(WORK REQUIRED) Please tally the lines of the records that contain "Quiz" and send back only the total.

#### RECORDS FOR THIS TASK ####

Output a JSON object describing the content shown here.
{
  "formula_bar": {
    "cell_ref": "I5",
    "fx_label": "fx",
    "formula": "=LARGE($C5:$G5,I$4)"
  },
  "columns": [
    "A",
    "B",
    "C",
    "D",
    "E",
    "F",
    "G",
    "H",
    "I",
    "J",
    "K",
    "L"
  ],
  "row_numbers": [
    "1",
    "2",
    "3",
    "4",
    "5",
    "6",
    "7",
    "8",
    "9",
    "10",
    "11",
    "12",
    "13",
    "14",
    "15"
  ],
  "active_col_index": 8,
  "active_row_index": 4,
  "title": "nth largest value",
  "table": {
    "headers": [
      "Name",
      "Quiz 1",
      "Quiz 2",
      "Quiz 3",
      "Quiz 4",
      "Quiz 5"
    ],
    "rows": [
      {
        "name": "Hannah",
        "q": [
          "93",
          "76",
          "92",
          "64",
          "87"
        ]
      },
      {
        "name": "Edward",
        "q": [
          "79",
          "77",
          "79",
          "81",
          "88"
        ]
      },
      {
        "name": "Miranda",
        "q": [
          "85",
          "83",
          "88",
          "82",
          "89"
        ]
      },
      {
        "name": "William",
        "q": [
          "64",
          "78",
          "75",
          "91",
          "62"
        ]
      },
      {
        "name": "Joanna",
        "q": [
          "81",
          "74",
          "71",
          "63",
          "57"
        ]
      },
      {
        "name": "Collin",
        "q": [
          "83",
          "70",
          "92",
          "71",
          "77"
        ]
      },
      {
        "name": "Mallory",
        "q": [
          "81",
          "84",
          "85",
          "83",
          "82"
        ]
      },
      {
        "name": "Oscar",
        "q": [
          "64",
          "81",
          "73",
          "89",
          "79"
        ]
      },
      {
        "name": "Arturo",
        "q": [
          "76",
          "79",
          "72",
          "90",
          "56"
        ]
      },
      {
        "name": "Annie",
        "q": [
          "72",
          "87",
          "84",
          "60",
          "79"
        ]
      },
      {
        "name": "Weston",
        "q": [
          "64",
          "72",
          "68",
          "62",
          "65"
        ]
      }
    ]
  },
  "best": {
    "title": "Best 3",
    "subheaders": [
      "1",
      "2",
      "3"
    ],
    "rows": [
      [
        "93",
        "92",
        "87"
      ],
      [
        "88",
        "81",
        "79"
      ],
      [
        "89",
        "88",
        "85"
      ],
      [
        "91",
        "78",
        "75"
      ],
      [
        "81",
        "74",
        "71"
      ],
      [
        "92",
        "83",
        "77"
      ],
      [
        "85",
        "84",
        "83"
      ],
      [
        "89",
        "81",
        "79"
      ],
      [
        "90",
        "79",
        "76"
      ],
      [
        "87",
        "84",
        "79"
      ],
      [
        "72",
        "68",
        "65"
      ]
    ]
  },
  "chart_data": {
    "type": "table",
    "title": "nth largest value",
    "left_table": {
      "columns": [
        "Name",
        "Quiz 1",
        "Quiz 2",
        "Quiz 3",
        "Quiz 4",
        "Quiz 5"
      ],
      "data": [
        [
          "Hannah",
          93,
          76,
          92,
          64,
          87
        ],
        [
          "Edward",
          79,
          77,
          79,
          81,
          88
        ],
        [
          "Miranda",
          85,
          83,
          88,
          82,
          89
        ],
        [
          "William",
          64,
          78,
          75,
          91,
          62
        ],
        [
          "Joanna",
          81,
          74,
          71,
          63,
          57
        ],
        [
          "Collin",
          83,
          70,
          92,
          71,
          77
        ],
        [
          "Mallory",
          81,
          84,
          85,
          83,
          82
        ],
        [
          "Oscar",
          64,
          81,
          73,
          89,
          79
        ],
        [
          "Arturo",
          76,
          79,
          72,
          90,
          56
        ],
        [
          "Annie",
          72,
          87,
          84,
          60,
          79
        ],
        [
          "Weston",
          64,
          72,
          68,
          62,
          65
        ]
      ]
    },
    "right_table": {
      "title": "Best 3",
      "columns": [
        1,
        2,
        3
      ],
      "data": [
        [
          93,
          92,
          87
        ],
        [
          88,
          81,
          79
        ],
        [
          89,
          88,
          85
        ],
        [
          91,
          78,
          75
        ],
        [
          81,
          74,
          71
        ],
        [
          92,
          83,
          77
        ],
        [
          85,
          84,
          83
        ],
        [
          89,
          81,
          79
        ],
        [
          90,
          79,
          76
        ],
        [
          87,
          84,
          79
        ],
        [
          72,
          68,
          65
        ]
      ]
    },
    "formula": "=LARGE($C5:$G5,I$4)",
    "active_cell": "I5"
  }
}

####

(EXERCISE RESPONSE) 10